• [Stored records]:
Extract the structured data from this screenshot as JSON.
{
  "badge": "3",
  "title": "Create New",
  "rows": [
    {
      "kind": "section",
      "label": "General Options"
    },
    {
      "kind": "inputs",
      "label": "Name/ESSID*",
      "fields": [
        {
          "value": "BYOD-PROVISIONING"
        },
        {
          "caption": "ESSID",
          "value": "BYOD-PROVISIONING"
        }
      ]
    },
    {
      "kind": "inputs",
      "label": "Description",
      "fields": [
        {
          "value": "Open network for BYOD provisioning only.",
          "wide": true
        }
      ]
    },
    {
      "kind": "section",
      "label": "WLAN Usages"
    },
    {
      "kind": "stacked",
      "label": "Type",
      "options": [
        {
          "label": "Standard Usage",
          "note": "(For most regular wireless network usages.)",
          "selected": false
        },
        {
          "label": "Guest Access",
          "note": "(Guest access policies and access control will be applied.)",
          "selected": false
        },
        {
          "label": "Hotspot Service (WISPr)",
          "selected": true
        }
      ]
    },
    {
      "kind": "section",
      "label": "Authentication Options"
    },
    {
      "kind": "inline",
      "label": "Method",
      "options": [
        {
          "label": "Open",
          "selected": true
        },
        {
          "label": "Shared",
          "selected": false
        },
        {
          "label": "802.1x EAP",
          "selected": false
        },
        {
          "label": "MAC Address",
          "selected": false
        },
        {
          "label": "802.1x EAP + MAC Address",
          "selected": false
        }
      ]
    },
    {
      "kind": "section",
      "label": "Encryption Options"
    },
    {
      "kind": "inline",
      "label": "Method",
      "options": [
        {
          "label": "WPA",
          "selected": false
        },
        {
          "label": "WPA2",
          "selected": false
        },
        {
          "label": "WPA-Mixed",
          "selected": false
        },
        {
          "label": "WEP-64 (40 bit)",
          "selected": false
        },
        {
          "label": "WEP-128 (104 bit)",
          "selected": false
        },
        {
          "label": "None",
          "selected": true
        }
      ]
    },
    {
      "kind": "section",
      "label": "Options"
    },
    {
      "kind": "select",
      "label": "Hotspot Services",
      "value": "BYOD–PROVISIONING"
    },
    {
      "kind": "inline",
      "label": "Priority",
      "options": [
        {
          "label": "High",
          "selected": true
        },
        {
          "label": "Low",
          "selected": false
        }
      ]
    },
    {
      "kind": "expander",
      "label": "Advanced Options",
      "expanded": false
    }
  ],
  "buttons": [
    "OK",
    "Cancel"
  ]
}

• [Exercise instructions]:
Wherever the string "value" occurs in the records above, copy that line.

• [Output of the task]:
          "value": "BYOD-PROVISIONING"
          "value": "BYOD-PROVISIONING"
          "value": "Open network for BYOD provisioning only.",
      "value": "BYOD–PROVISIONING"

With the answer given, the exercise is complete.